* _TASK TO COMPLETE_: What follows is a set of records. Copy them exactly and leave out the images.

START DATA PROVIDED

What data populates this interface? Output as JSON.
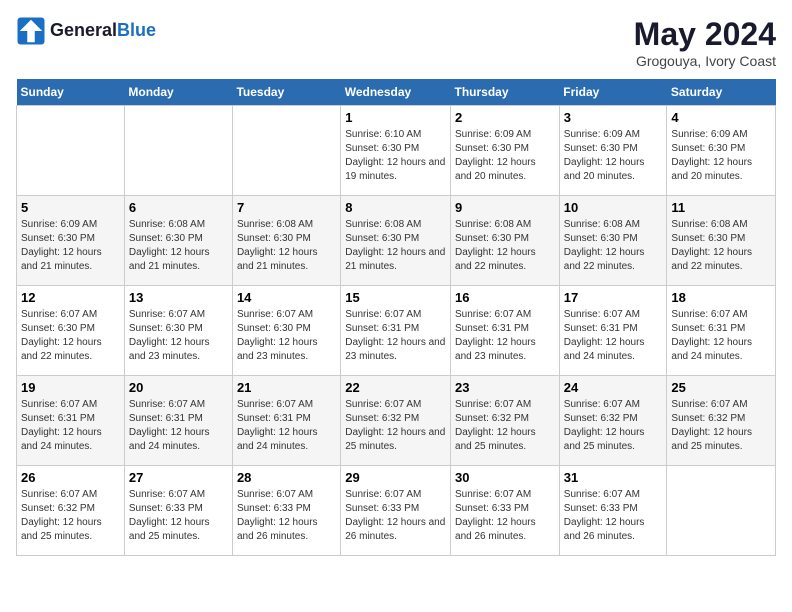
{
  "header": {
    "logo_line1": "General",
    "logo_line2": "Blue",
    "month": "May 2024",
    "location": "Grogouya, Ivory Coast"
  },
  "weekdays": [
    "Sunday",
    "Monday",
    "Tuesday",
    "Wednesday",
    "Thursday",
    "Friday",
    "Saturday"
  ],
  "weeks": [
    [
      {
        "num": "",
        "info": ""
      },
      {
        "num": "",
        "info": ""
      },
      {
        "num": "",
        "info": ""
      },
      {
        "num": "1",
        "info": "Sunrise: 6:10 AM\nSunset: 6:30 PM\nDaylight: 12 hours and 19 minutes."
      },
      {
        "num": "2",
        "info": "Sunrise: 6:09 AM\nSunset: 6:30 PM\nDaylight: 12 hours and 20 minutes."
      },
      {
        "num": "3",
        "info": "Sunrise: 6:09 AM\nSunset: 6:30 PM\nDaylight: 12 hours and 20 minutes."
      },
      {
        "num": "4",
        "info": "Sunrise: 6:09 AM\nSunset: 6:30 PM\nDaylight: 12 hours and 20 minutes."
      }
    ],
    [
      {
        "num": "5",
        "info": "Sunrise: 6:09 AM\nSunset: 6:30 PM\nDaylight: 12 hours and 21 minutes."
      },
      {
        "num": "6",
        "info": "Sunrise: 6:08 AM\nSunset: 6:30 PM\nDaylight: 12 hours and 21 minutes."
      },
      {
        "num": "7",
        "info": "Sunrise: 6:08 AM\nSunset: 6:30 PM\nDaylight: 12 hours and 21 minutes."
      },
      {
        "num": "8",
        "info": "Sunrise: 6:08 AM\nSunset: 6:30 PM\nDaylight: 12 hours and 21 minutes."
      },
      {
        "num": "9",
        "info": "Sunrise: 6:08 AM\nSunset: 6:30 PM\nDaylight: 12 hours and 22 minutes."
      },
      {
        "num": "10",
        "info": "Sunrise: 6:08 AM\nSunset: 6:30 PM\nDaylight: 12 hours and 22 minutes."
      },
      {
        "num": "11",
        "info": "Sunrise: 6:08 AM\nSunset: 6:30 PM\nDaylight: 12 hours and 22 minutes."
      }
    ],
    [
      {
        "num": "12",
        "info": "Sunrise: 6:07 AM\nSunset: 6:30 PM\nDaylight: 12 hours and 22 minutes."
      },
      {
        "num": "13",
        "info": "Sunrise: 6:07 AM\nSunset: 6:30 PM\nDaylight: 12 hours and 23 minutes."
      },
      {
        "num": "14",
        "info": "Sunrise: 6:07 AM\nSunset: 6:30 PM\nDaylight: 12 hours and 23 minutes."
      },
      {
        "num": "15",
        "info": "Sunrise: 6:07 AM\nSunset: 6:31 PM\nDaylight: 12 hours and 23 minutes."
      },
      {
        "num": "16",
        "info": "Sunrise: 6:07 AM\nSunset: 6:31 PM\nDaylight: 12 hours and 23 minutes."
      },
      {
        "num": "17",
        "info": "Sunrise: 6:07 AM\nSunset: 6:31 PM\nDaylight: 12 hours and 24 minutes."
      },
      {
        "num": "18",
        "info": "Sunrise: 6:07 AM\nSunset: 6:31 PM\nDaylight: 12 hours and 24 minutes."
      }
    ],
    [
      {
        "num": "19",
        "info": "Sunrise: 6:07 AM\nSunset: 6:31 PM\nDaylight: 12 hours and 24 minutes."
      },
      {
        "num": "20",
        "info": "Sunrise: 6:07 AM\nSunset: 6:31 PM\nDaylight: 12 hours and 24 minutes."
      },
      {
        "num": "21",
        "info": "Sunrise: 6:07 AM\nSunset: 6:31 PM\nDaylight: 12 hours and 24 minutes."
      },
      {
        "num": "22",
        "info": "Sunrise: 6:07 AM\nSunset: 6:32 PM\nDaylight: 12 hours and 25 minutes."
      },
      {
        "num": "23",
        "info": "Sunrise: 6:07 AM\nSunset: 6:32 PM\nDaylight: 12 hours and 25 minutes."
      },
      {
        "num": "24",
        "info": "Sunrise: 6:07 AM\nSunset: 6:32 PM\nDaylight: 12 hours and 25 minutes."
      },
      {
        "num": "25",
        "info": "Sunrise: 6:07 AM\nSunset: 6:32 PM\nDaylight: 12 hours and 25 minutes."
      }
    ],
    [
      {
        "num": "26",
        "info": "Sunrise: 6:07 AM\nSunset: 6:32 PM\nDaylight: 12 hours and 25 minutes."
      },
      {
        "num": "27",
        "info": "Sunrise: 6:07 AM\nSunset: 6:33 PM\nDaylight: 12 hours and 25 minutes."
      },
      {
        "num": "28",
        "info": "Sunrise: 6:07 AM\nSunset: 6:33 PM\nDaylight: 12 hours and 26 minutes."
      },
      {
        "num": "29",
        "info": "Sunrise: 6:07 AM\nSunset: 6:33 PM\nDaylight: 12 hours and 26 minutes."
      },
      {
        "num": "30",
        "info": "Sunrise: 6:07 AM\nSunset: 6:33 PM\nDaylight: 12 hours and 26 minutes."
      },
      {
        "num": "31",
        "info": "Sunrise: 6:07 AM\nSunset: 6:33 PM\nDaylight: 12 hours and 26 minutes."
      },
      {
        "num": "",
        "info": ""
      }
    ]
  ]
}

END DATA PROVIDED

* _SOLUTION_:
What data populates this interface? Output as JSON.
{
  "header": {
    "logo_line1": "General",
    "logo_line2": "Blue",
    "month": "May 2024",
    "location": "Grogouya, Ivory Coast"
  },
  "weekdays": [
    "Sunday",
    "Monday",
    "Tuesday",
    "Wednesday",
    "Thursday",
    "Friday",
    "Saturday"
  ],
  "weeks": [
    [
      {
        "num": "",
        "info": ""
      },
      {
        "num": "",
        "info": ""
      },
      {
        "num": "",
        "info": ""
      },
      {
        "num": "1",
        "info": "Sunrise: 6:10 AM\nSunset: 6:30 PM\nDaylight: 12 hours and 19 minutes."
      },
      {
        "num": "2",
        "info": "Sunrise: 6:09 AM\nSunset: 6:30 PM\nDaylight: 12 hours and 20 minutes."
      },
      {
        "num": "3",
        "info": "Sunrise: 6:09 AM\nSunset: 6:30 PM\nDaylight: 12 hours and 20 minutes."
      },
      {
        "num": "4",
        "info": "Sunrise: 6:09 AM\nSunset: 6:30 PM\nDaylight: 12 hours and 20 minutes."
      }
    ],
    [
      {
        "num": "5",
        "info": "Sunrise: 6:09 AM\nSunset: 6:30 PM\nDaylight: 12 hours and 21 minutes."
      },
      {
        "num": "6",
        "info": "Sunrise: 6:08 AM\nSunset: 6:30 PM\nDaylight: 12 hours and 21 minutes."
      },
      {
        "num": "7",
        "info": "Sunrise: 6:08 AM\nSunset: 6:30 PM\nDaylight: 12 hours and 21 minutes."
      },
      {
        "num": "8",
        "info": "Sunrise: 6:08 AM\nSunset: 6:30 PM\nDaylight: 12 hours and 21 minutes."
      },
      {
        "num": "9",
        "info": "Sunrise: 6:08 AM\nSunset: 6:30 PM\nDaylight: 12 hours and 22 minutes."
      },
      {
        "num": "10",
        "info": "Sunrise: 6:08 AM\nSunset: 6:30 PM\nDaylight: 12 hours and 22 minutes."
      },
      {
        "num": "11",
        "info": "Sunrise: 6:08 AM\nSunset: 6:30 PM\nDaylight: 12 hours and 22 minutes."
      }
    ],
    [
      {
        "num": "12",
        "info": "Sunrise: 6:07 AM\nSunset: 6:30 PM\nDaylight: 12 hours and 22 minutes."
      },
      {
        "num": "13",
        "info": "Sunrise: 6:07 AM\nSunset: 6:30 PM\nDaylight: 12 hours and 23 minutes."
      },
      {
        "num": "14",
        "info": "Sunrise: 6:07 AM\nSunset: 6:30 PM\nDaylight: 12 hours and 23 minutes."
      },
      {
        "num": "15",
        "info": "Sunrise: 6:07 AM\nSunset: 6:31 PM\nDaylight: 12 hours and 23 minutes."
      },
      {
        "num": "16",
        "info": "Sunrise: 6:07 AM\nSunset: 6:31 PM\nDaylight: 12 hours and 23 minutes."
      },
      {
        "num": "17",
        "info": "Sunrise: 6:07 AM\nSunset: 6:31 PM\nDaylight: 12 hours and 24 minutes."
      },
      {
        "num": "18",
        "info": "Sunrise: 6:07 AM\nSunset: 6:31 PM\nDaylight: 12 hours and 24 minutes."
      }
    ],
    [
      {
        "num": "19",
        "info": "Sunrise: 6:07 AM\nSunset: 6:31 PM\nDaylight: 12 hours and 24 minutes."
      },
      {
        "num": "20",
        "info": "Sunrise: 6:07 AM\nSunset: 6:31 PM\nDaylight: 12 hours and 24 minutes."
      },
      {
        "num": "21",
        "info": "Sunrise: 6:07 AM\nSunset: 6:31 PM\nDaylight: 12 hours and 24 minutes."
      },
      {
        "num": "22",
        "info": "Sunrise: 6:07 AM\nSunset: 6:32 PM\nDaylight: 12 hours and 25 minutes."
      },
      {
        "num": "23",
        "info": "Sunrise: 6:07 AM\nSunset: 6:32 PM\nDaylight: 12 hours and 25 minutes."
      },
      {
        "num": "24",
        "info": "Sunrise: 6:07 AM\nSunset: 6:32 PM\nDaylight: 12 hours and 25 minutes."
      },
      {
        "num": "25",
        "info": "Sunrise: 6:07 AM\nSunset: 6:32 PM\nDaylight: 12 hours and 25 minutes."
      }
    ],
    [
      {
        "num": "26",
        "info": "Sunrise: 6:07 AM\nSunset: 6:32 PM\nDaylight: 12 hours and 25 minutes."
      },
      {
        "num": "27",
        "info": "Sunrise: 6:07 AM\nSunset: 6:33 PM\nDaylight: 12 hours and 25 minutes."
      },
      {
        "num": "28",
        "info": "Sunrise: 6:07 AM\nSunset: 6:33 PM\nDaylight: 12 hours and 26 minutes."
      },
      {
        "num": "29",
        "info": "Sunrise: 6:07 AM\nSunset: 6:33 PM\nDaylight: 12 hours and 26 minutes."
      },
      {
        "num": "30",
        "info": "Sunrise: 6:07 AM\nSunset: 6:33 PM\nDaylight: 12 hours and 26 minutes."
      },
      {
        "num": "31",
        "info": "Sunrise: 6:07 AM\nSunset: 6:33 PM\nDaylight: 12 hours and 26 minutes."
      },
      {
        "num": "",
        "info": ""
      }
    ]
  ]
}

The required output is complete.